== Segment start ==
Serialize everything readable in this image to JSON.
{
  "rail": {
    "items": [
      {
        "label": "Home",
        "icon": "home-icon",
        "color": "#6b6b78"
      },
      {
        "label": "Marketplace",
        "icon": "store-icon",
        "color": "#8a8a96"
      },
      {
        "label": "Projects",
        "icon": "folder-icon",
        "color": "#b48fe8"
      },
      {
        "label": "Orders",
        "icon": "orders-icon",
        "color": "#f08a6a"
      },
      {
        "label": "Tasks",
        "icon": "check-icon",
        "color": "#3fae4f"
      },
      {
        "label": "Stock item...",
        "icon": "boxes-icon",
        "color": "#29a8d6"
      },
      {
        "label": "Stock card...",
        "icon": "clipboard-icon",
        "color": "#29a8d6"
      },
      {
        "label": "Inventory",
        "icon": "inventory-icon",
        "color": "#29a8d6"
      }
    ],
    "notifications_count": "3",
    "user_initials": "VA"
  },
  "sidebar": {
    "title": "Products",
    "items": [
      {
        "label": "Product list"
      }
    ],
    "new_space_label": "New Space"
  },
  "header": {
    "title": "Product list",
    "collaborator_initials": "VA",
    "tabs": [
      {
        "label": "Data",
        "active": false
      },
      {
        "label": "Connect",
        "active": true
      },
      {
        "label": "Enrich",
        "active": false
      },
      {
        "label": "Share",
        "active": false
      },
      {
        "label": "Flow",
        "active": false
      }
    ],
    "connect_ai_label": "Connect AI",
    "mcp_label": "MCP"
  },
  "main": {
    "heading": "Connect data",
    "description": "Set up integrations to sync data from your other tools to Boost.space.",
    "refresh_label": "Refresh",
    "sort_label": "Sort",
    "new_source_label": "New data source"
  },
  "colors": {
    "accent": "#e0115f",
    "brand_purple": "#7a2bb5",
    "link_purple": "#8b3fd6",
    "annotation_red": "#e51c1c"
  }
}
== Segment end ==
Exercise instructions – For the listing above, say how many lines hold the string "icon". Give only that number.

Final answer – 8